A study at The University of Texas MD Anderson Cancer Center showed that circulating tumor cells (CTCs), a form of liquid biopsy, was independently associated with melanoma relapse, suggesting CTC assessment may be useful in identifying patients at risk for relapse who could benefit from more aggressive therapy following primary treatment.
Results from the study were published in Clinical Cancer Research, a journal of the American Association for Cancer Research. Although CTCs can be detected in melanoma patients, there is limited data regarding their significance in stage III (node-positive) disease. This prospective study was based on earlier research that found CTCs in a significant number of breast cancer patients, which was associated with relapse, independent of other existing methods for determining prognosis.
“Our findings are significant, given that there is a need for blood-based biomarkers to guide clinical decision making for stage III melanoma patients,” said Anthony Lucci, M.D., professor of Breast Surgical Oncology and Surgical Oncology, and study lead. “There currently are no blood tests available to help doctors accurately tell which patients are likely to relapse, and should be given therapy, and which are low risk, and could be observed.”
The researchers assessed CTCs during the patient’s first clinic visit, and relapse-free survival was compared between patients with one or more CTCs, versus those with no CTCs. CTCs were observed in 90 out of 243 patients enrolled in the study.
“Our analysis demonstrated that CTC detection was significantly associated with a decrease in relapse-free survival at six months, and persisted at a 54-month longer-term follow-up,” said Lucci. “The data from this study provides support for the future pursuit of liquid biopsy techniques to help identify patients most likely to benefit from adjuvant systemic therapy.”
Lucci added that this is vital given that there currently is no clear consensus on when to recommend immunotherapy for node-positive melanoma patients. Despite the development of new targeted and immune therapies to treat melanoma, many patients either do not respond to these therapies or develop resistance to therapy within six to eight months. Because such therapies also can have side effects, avoiding treatment in patients at low risk for relapse may prevent overtreatment.

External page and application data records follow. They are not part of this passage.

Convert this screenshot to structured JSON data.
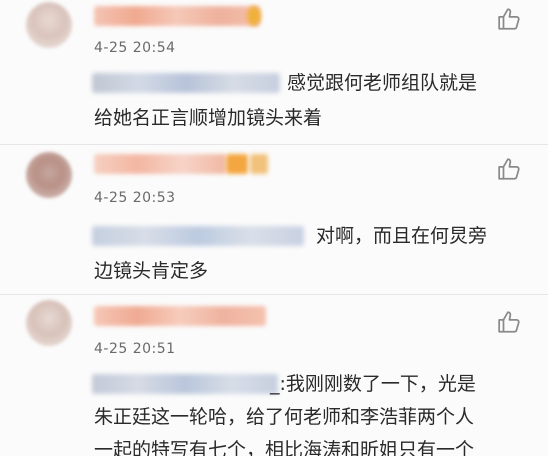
{
  "comments": [
    {
      "time": "4-25 20:54",
      "line1": "感觉跟何老师组队就是",
      "line2": "给她名正言顺增加镜头来着"
    },
    {
      "time": "4-25 20:53",
      "line1": "对啊，而且在何炅旁",
      "line2": "边镜头肯定多"
    },
    {
      "time": "4-25 20:51",
      "line1": "_:我刚刚数了一下，光是",
      "line2": "朱正廷这一轮哈，给了何老师和李浩菲两个人",
      "line3": "一起的特写有七个，相比海涛和昕姐只有一个"
    }
  ],
  "icons": {
    "like": "thumbs-up-icon",
    "avatar": "avatar"
  },
  "colors": {
    "text": "#2a2a2a",
    "time": "#6a6a6a",
    "icon": "#8a8a8a",
    "blur_name": "#f2b49e",
    "blur_reply": "#c8d2e6"
  }
}
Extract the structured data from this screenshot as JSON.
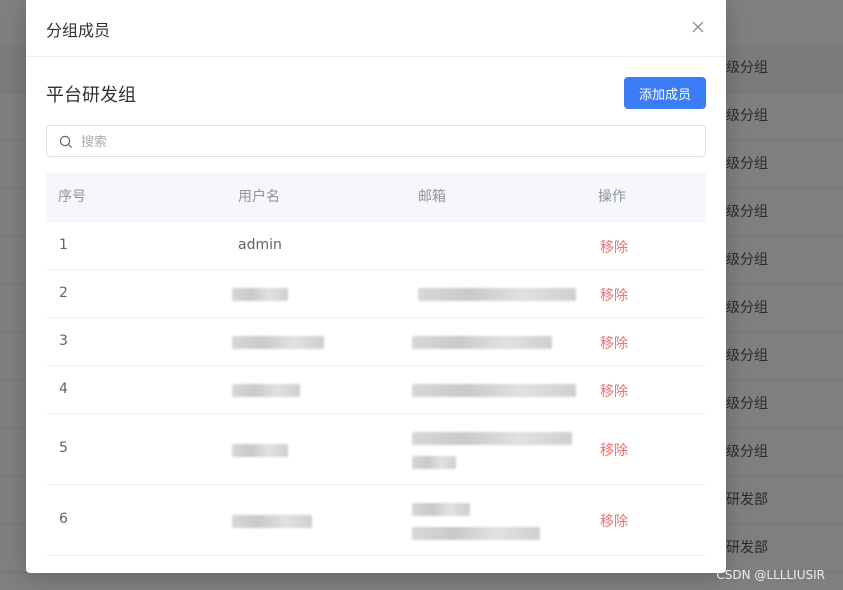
{
  "background": {
    "rows": [
      "级分组",
      "级分组",
      "级分组",
      "级分组",
      "级分组",
      "级分组",
      "级分组",
      "级分组",
      "级分组",
      "研发部",
      "研发部"
    ]
  },
  "watermark": "CSDN @LLLLIUSIR",
  "dialog": {
    "title": "分组成员",
    "group_name": "平台研发组",
    "add_button": "添加成员",
    "search_placeholder": "搜索",
    "columns": [
      "序号",
      "用户名",
      "邮箱",
      "操作"
    ],
    "rows": [
      {
        "index": "1",
        "username": "admin",
        "action": "移除"
      },
      {
        "index": "2",
        "action": "移除"
      },
      {
        "index": "3",
        "action": "移除"
      },
      {
        "index": "4",
        "action": "移除"
      },
      {
        "index": "5",
        "action": "移除"
      },
      {
        "index": "6",
        "action": "移除"
      }
    ]
  }
}
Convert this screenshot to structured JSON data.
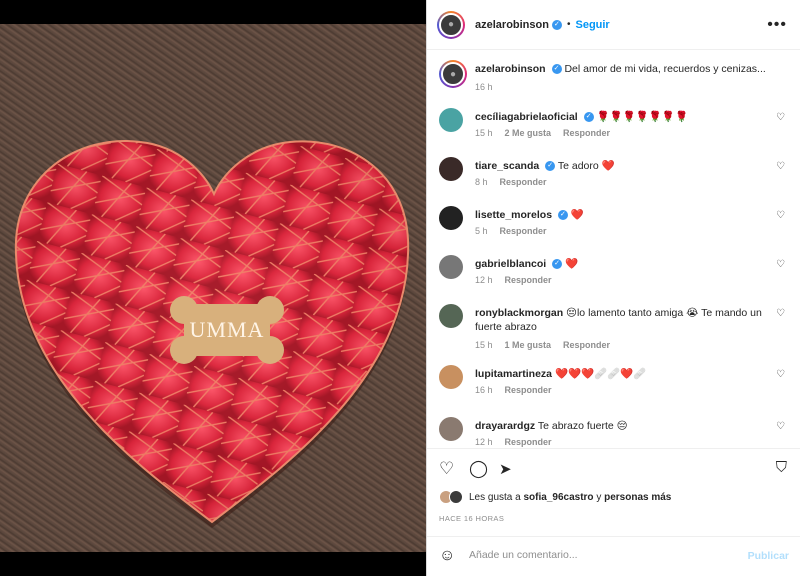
{
  "post": {
    "username": "azelarobinson",
    "follow_label": "Seguir",
    "more_icon": "more-options-icon",
    "caption_user": "azelarobinson",
    "caption_text": "Del amor de mi vida, recuerdos y cenizas...",
    "caption_time": "16 h",
    "image_label": "UMMA"
  },
  "comments": [
    {
      "user": "cecíliagabrielaoficial",
      "verified": true,
      "text": "🌹🌹🌹🌹🌹🌹🌹",
      "time": "15 h",
      "likes": "2 Me gusta",
      "reply": "Responder",
      "avatar_color": "#4aa3a3"
    },
    {
      "user": "tiare_scanda",
      "verified": true,
      "text": "Te adoro ❤️",
      "time": "8 h",
      "likes": "",
      "reply": "Responder",
      "avatar_color": "#3a2a28"
    },
    {
      "user": "lisette_morelos",
      "verified": true,
      "text": "❤️",
      "time": "5 h",
      "likes": "",
      "reply": "Responder",
      "avatar_color": "#222222"
    },
    {
      "user": "gabrielblancoi",
      "verified": true,
      "text": "❤️",
      "time": "12 h",
      "likes": "",
      "reply": "Responder",
      "avatar_color": "#777777"
    },
    {
      "user": "ronyblackmorgan",
      "verified": false,
      "text": "😔lo lamento tanto amiga 😭 Te mando un fuerte abrazo",
      "time": "15 h",
      "likes": "1 Me gusta",
      "reply": "Responder",
      "avatar_color": "#556655"
    },
    {
      "user": "lupitamartineza",
      "verified": false,
      "text": "❤️❤️❤️🩹🩹❤️🩹",
      "time": "16 h",
      "likes": "",
      "reply": "Responder",
      "avatar_color": "#c89060"
    },
    {
      "user": "drayarardgz",
      "verified": false,
      "text": "Te abrazo fuerte 😔",
      "time": "12 h",
      "likes": "",
      "reply": "Responder",
      "avatar_color": "#8a7a70"
    }
  ],
  "likes": {
    "prefix": "Les gusta a",
    "user": "sofia_96castro",
    "connector": "y",
    "suffix": "personas más"
  },
  "timestamp": "HACE 16 HORAS",
  "composer": {
    "placeholder": "Añade un comentario...",
    "publish_label": "Publicar"
  },
  "colors": {
    "accent": "#0095f6",
    "verified": "#3897f0",
    "heart": "#e0342c"
  }
}
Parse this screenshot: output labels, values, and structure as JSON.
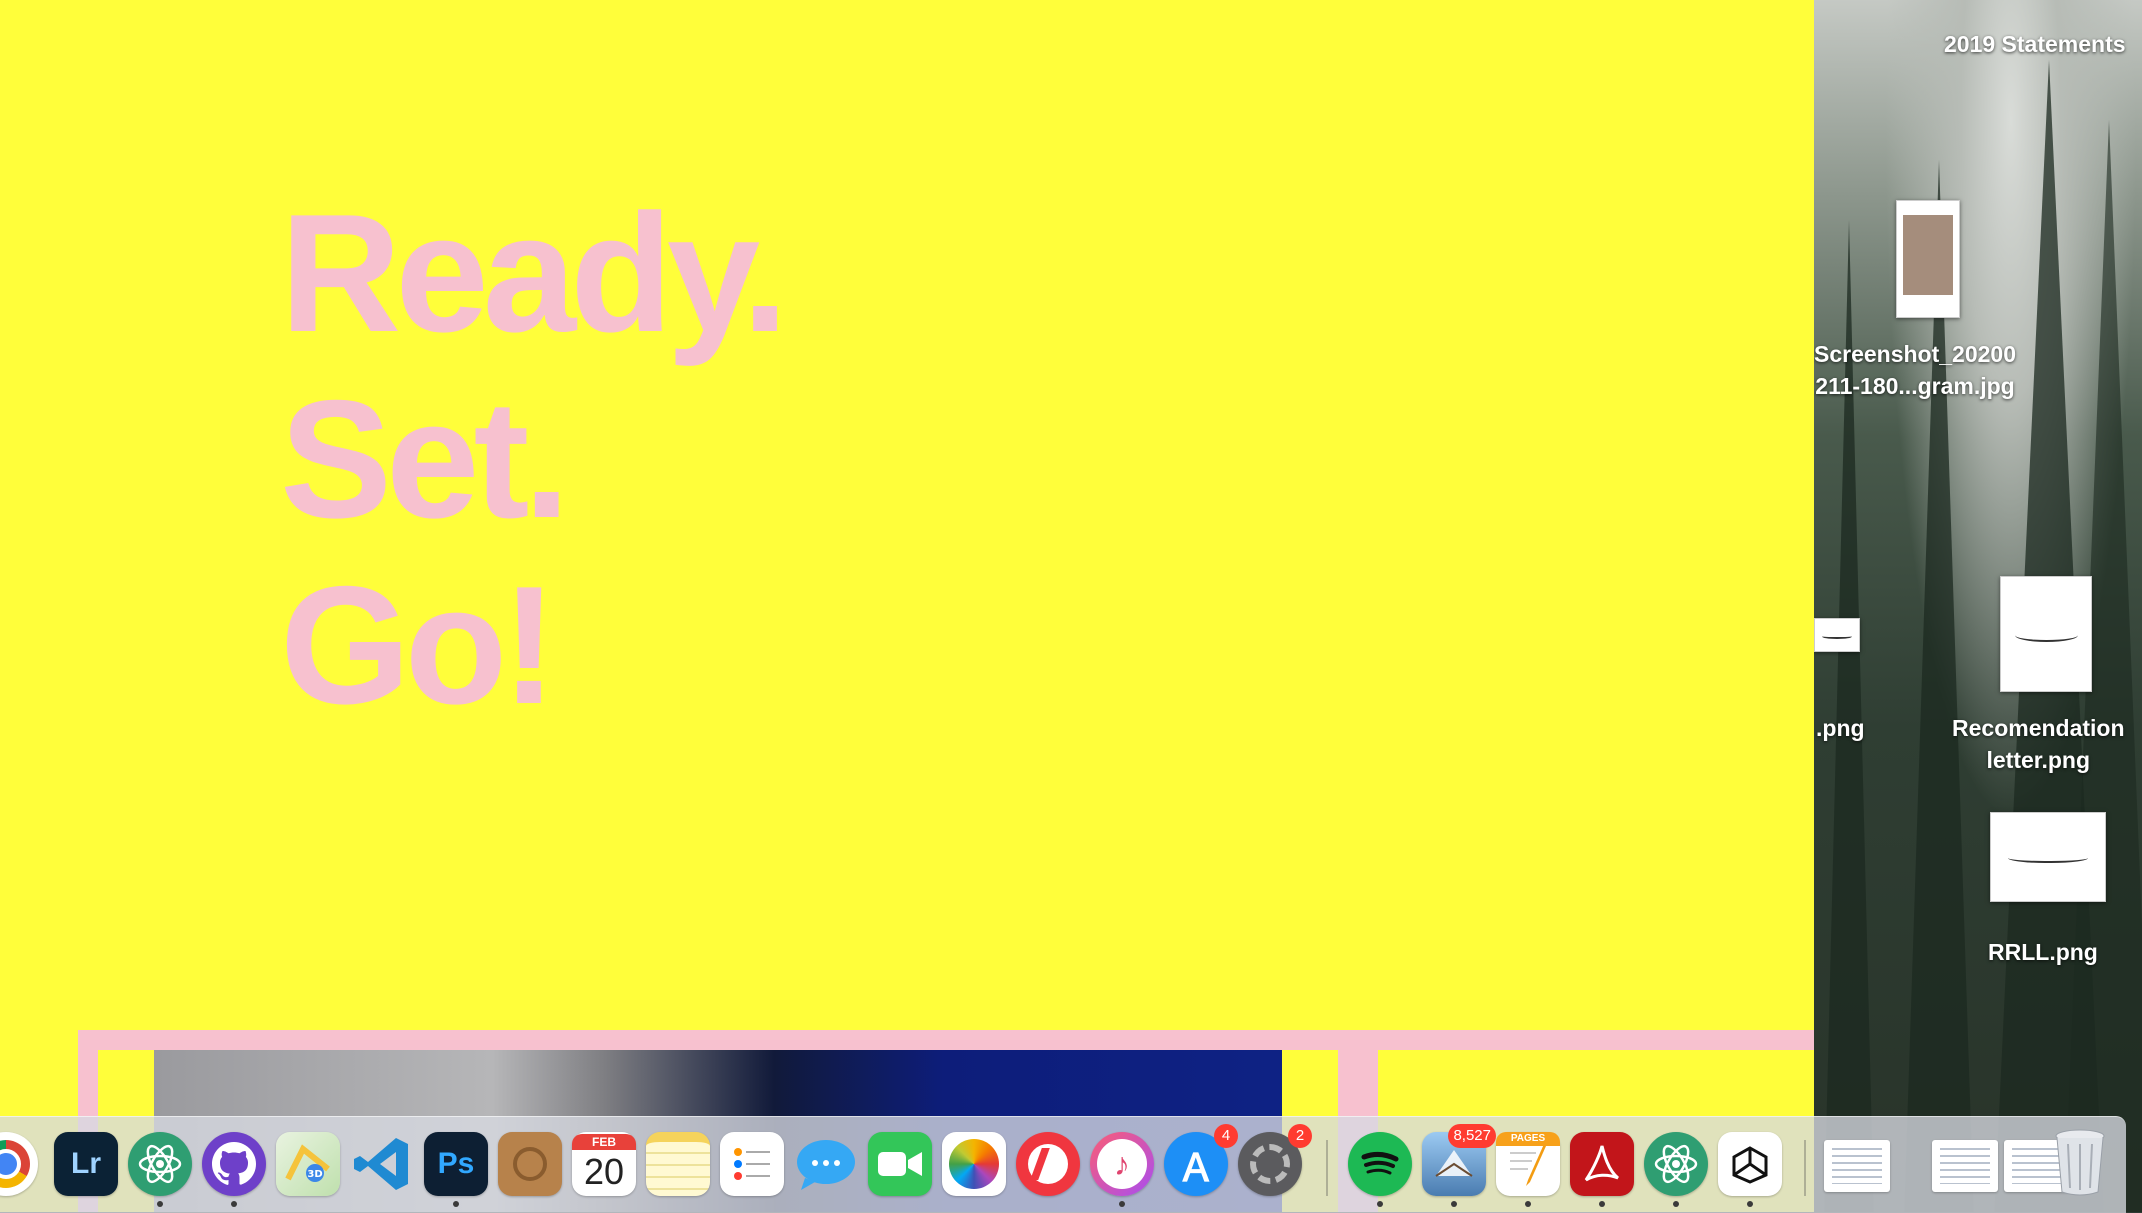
{
  "page": {
    "hero": [
      "Ready.",
      "Set.",
      "Go!"
    ],
    "colors": {
      "background": "#fffe3a",
      "accent": "#f7c1cf"
    }
  },
  "desktop": {
    "top_item": "2019 Statements",
    "files": [
      {
        "line1": "Screenshot_20200",
        "line2": "211-180...gram.jpg"
      },
      {
        "line1": ".png",
        "line2": ""
      },
      {
        "line1": "Recomendation",
        "line2": "letter.png"
      },
      {
        "line1": "RRLL.png",
        "line2": ""
      }
    ]
  },
  "dock": {
    "calendar": {
      "month": "FEB",
      "day": "20"
    },
    "badges": {
      "app_store": "4",
      "system_preferences": "2",
      "mail": "8,527"
    },
    "apps": [
      "Chrome",
      "Lightroom",
      "Atom",
      "GitHub Desktop",
      "Maps",
      "Visual Studio Code",
      "Photoshop",
      "Contacts",
      "Calendar",
      "Notes",
      "Reminders",
      "Messages",
      "FaceTime",
      "Photos",
      "News",
      "iTunes",
      "App Store",
      "System Preferences",
      "Spotify",
      "Mail",
      "Pages",
      "Acrobat",
      "Atom",
      "Unity",
      "Trash"
    ],
    "labels": {
      "lightroom": "Lr",
      "photoshop": "Ps",
      "pages": "PAGES"
    }
  }
}
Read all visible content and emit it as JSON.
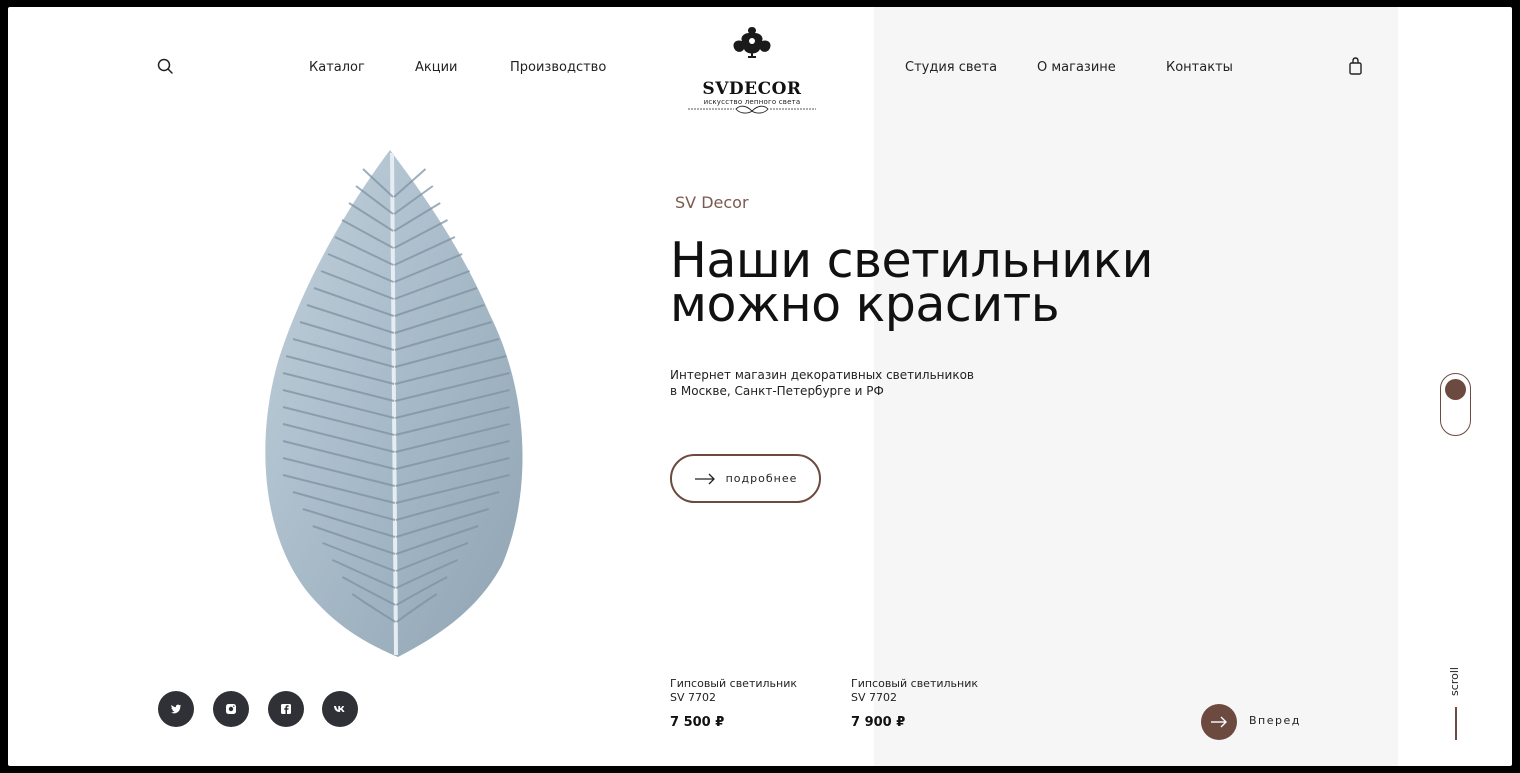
{
  "nav": {
    "left": [
      "Каталог",
      "Акции",
      "Производство"
    ],
    "right": [
      "Студия света",
      "О магазине",
      "Контакты"
    ]
  },
  "logo": {
    "name": "SVDECOR",
    "tagline": "искусство лепного света"
  },
  "hero": {
    "eyebrow": "SV Decor",
    "headline_line1": "Наши светильники",
    "headline_line2": "можно красить",
    "description_line1": "Интернет магазин декоративных светильников",
    "description_line2": "в Москве, Санкт-Петербурге и РФ",
    "button_label": "подробнее"
  },
  "products": [
    {
      "name": "Гипсовый светильник",
      "model": "SV 7702",
      "price": "7 500 ₽"
    },
    {
      "name": "Гипсовый светильник",
      "model": "SV 7702",
      "price": "7 900 ₽"
    }
  ],
  "socials": [
    "twitter-icon",
    "instagram-icon",
    "facebook-icon",
    "vk-icon"
  ],
  "next_label": "Вперед",
  "scroll_label": "scroll",
  "colors": {
    "accent": "#6c4a40",
    "panel": "#f6f6f6",
    "social_bg": "#2f3136",
    "leaf": "#a9bcca"
  }
}
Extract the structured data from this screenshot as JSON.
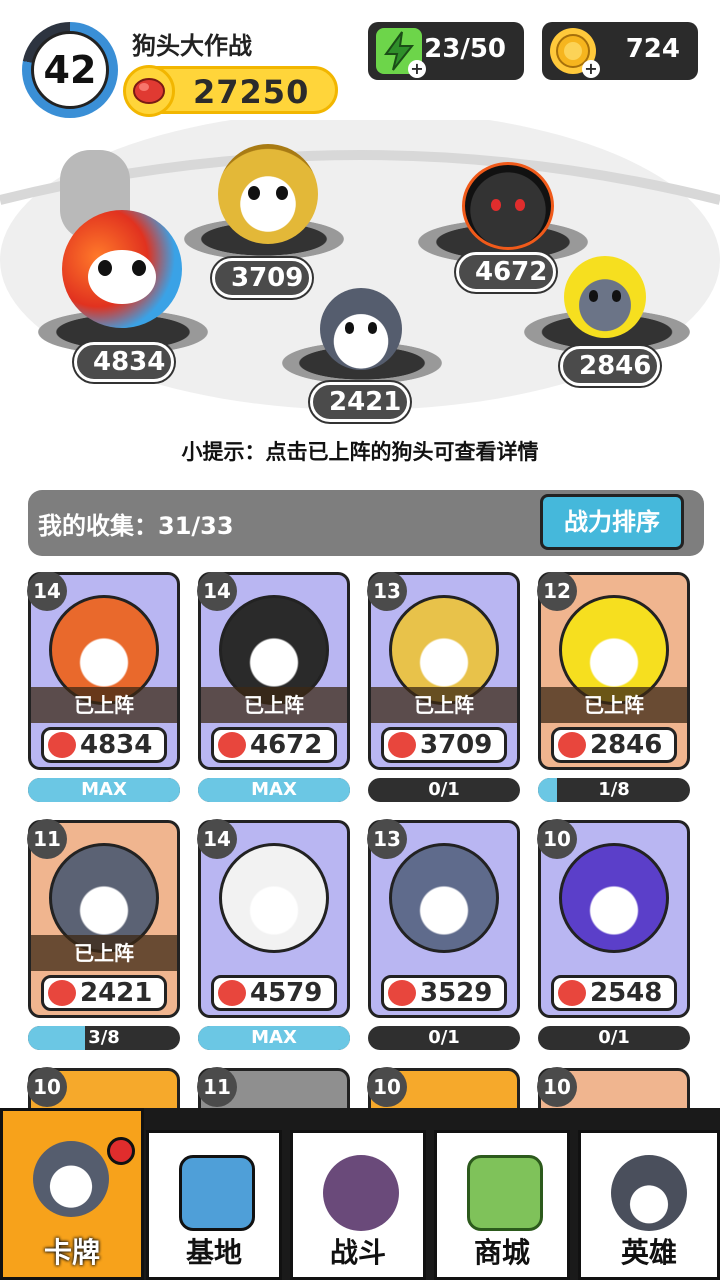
{
  "header": {
    "level": "42",
    "title": "狗头大作战",
    "total_power": "27250",
    "energy": "23/50",
    "coins": "724"
  },
  "field": {
    "dogs": [
      {
        "name": "fire-ice-dog",
        "power": "4834"
      },
      {
        "name": "golden-armor-dog",
        "power": "3709"
      },
      {
        "name": "baby-dog",
        "power": "2421"
      },
      {
        "name": "bomb-dog",
        "power": "4672"
      },
      {
        "name": "crying-lemon-dog",
        "power": "2846"
      }
    ],
    "tip": "小提示：点击已上阵的狗头可查看详情"
  },
  "collection": {
    "label": "我的收集：31/33",
    "sort_button": "战力排序",
    "deployed_label": "已上阵",
    "cards": [
      {
        "level": "14",
        "power": "4834",
        "progress": "MAX",
        "fill": 1.0,
        "deployed": true,
        "frame": "purple",
        "color": "#e9692c"
      },
      {
        "level": "14",
        "power": "4672",
        "progress": "MAX",
        "fill": 1.0,
        "deployed": true,
        "frame": "purple",
        "color": "#2a2a2a"
      },
      {
        "level": "13",
        "power": "3709",
        "progress": "0/1",
        "fill": 0.0,
        "deployed": true,
        "frame": "purple",
        "color": "#e8c24a"
      },
      {
        "level": "12",
        "power": "2846",
        "progress": "1/8",
        "fill": 0.125,
        "deployed": true,
        "frame": "orange",
        "color": "#f6df1f"
      },
      {
        "level": "11",
        "power": "2421",
        "progress": "3/8",
        "fill": 0.375,
        "deployed": true,
        "frame": "orange",
        "color": "#5b6274"
      },
      {
        "level": "14",
        "power": "4579",
        "progress": "MAX",
        "fill": 1.0,
        "deployed": false,
        "frame": "purple",
        "color": "#f2f2f2"
      },
      {
        "level": "13",
        "power": "3529",
        "progress": "0/1",
        "fill": 0.0,
        "deployed": false,
        "frame": "purple",
        "color": "#5f6b8c"
      },
      {
        "level": "10",
        "power": "2548",
        "progress": "0/1",
        "fill": 0.0,
        "deployed": false,
        "frame": "purple",
        "color": "#5b3fc9"
      }
    ],
    "next_row_levels": [
      "10",
      "11",
      "10",
      "10"
    ]
  },
  "nav": {
    "tabs": [
      "卡牌",
      "基地",
      "战斗",
      "商城",
      "英雄"
    ]
  },
  "colors": {
    "accent_orange": "#f7a21b",
    "sort_button": "#45b8db",
    "power_pill": "#ffd53a"
  }
}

The study was funded by Sheila Prenowitz, Debbie and Craig Kiefer, the Simon and Linda Eyles Foundation, the Sam and Janna Moore family, and the Wintermann Foundation. Lucci reported no disclosures.